◆ Extracted information:
────

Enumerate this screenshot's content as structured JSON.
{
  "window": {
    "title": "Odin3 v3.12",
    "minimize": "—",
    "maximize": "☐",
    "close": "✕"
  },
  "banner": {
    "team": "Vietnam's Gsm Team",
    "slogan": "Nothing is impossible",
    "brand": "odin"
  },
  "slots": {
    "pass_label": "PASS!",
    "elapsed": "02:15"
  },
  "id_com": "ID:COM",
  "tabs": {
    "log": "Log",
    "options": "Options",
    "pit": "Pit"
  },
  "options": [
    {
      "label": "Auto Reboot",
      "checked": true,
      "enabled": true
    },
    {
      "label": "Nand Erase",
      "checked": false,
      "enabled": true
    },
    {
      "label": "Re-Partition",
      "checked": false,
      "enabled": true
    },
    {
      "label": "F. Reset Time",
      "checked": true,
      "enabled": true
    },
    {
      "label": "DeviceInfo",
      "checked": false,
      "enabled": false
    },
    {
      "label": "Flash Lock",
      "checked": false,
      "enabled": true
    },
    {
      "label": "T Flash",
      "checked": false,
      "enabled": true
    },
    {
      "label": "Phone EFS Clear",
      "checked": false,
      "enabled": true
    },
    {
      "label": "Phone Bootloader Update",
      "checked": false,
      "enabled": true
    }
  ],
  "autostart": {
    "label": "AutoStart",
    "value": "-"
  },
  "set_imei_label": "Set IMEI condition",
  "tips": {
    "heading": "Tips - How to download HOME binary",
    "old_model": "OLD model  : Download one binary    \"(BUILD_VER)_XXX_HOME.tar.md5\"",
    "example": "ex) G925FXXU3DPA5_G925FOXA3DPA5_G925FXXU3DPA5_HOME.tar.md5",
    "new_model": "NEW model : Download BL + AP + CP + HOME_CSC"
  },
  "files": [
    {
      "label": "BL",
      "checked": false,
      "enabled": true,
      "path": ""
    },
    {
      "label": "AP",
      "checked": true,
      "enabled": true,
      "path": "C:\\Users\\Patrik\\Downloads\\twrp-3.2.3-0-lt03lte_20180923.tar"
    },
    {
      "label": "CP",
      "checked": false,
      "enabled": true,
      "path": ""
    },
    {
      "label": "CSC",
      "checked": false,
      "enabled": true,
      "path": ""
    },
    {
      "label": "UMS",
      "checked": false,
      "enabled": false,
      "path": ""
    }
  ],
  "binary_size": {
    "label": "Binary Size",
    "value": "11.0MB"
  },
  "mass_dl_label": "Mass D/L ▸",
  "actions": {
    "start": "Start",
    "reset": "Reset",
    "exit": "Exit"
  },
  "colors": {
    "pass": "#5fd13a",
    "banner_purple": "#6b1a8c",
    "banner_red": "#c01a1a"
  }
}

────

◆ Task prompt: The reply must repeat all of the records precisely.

◆ Expected answer:
Enumerate this screenshot's content as structured JSON.
{
  "window": {
    "title": "Odin3 v3.12",
    "minimize": "—",
    "maximize": "☐",
    "close": "✕"
  },
  "banner": {
    "team": "Vietnam's Gsm Team",
    "slogan": "Nothing is impossible",
    "brand": "odin"
  },
  "slots": {
    "pass_label": "PASS!",
    "elapsed": "02:15"
  },
  "id_com": "ID:COM",
  "tabs": {
    "log": "Log",
    "options": "Options",
    "pit": "Pit"
  },
  "options": [
    {
      "label": "Auto Reboot",
      "checked": true,
      "enabled": true
    },
    {
      "label": "Nand Erase",
      "checked": false,
      "enabled": true
    },
    {
      "label": "Re-Partition",
      "checked": false,
      "enabled": true
    },
    {
      "label": "F. Reset Time",
      "checked": true,
      "enabled": true
    },
    {
      "label": "DeviceInfo",
      "checked": false,
      "enabled": false
    },
    {
      "label": "Flash Lock",
      "checked": false,
      "enabled": true
    },
    {
      "label": "T Flash",
      "checked": false,
      "enabled": true
    },
    {
      "label": "Phone EFS Clear",
      "checked": false,
      "enabled": true
    },
    {
      "label": "Phone Bootloader Update",
      "checked": false,
      "enabled": true
    }
  ],
  "autostart": {
    "label": "AutoStart",
    "value": "-"
  },
  "set_imei_label": "Set IMEI condition",
  "tips": {
    "heading": "Tips - How to download HOME binary",
    "old_model": "OLD model  : Download one binary    \"(BUILD_VER)_XXX_HOME.tar.md5\"",
    "example": "ex) G925FXXU3DPA5_G925FOXA3DPA5_G925FXXU3DPA5_HOME.tar.md5",
    "new_model": "NEW model : Download BL + AP + CP + HOME_CSC"
  },
  "files": [
    {
      "label": "BL",
      "checked": false,
      "enabled": true,
      "path": ""
    },
    {
      "label": "AP",
      "checked": true,
      "enabled": true,
      "path": "C:\\Users\\Patrik\\Downloads\\twrp-3.2.3-0-lt03lte_20180923.tar"
    },
    {
      "label": "CP",
      "checked": false,
      "enabled": true,
      "path": ""
    },
    {
      "label": "CSC",
      "checked": false,
      "enabled": true,
      "path": ""
    },
    {
      "label": "UMS",
      "checked": false,
      "enabled": false,
      "path": ""
    }
  ],
  "binary_size": {
    "label": "Binary Size",
    "value": "11.0MB"
  },
  "mass_dl_label": "Mass D/L ▸",
  "actions": {
    "start": "Start",
    "reset": "Reset",
    "exit": "Exit"
  },
  "colors": {
    "pass": "#5fd13a",
    "banner_purple": "#6b1a8c",
    "banner_red": "#c01a1a"
  }
}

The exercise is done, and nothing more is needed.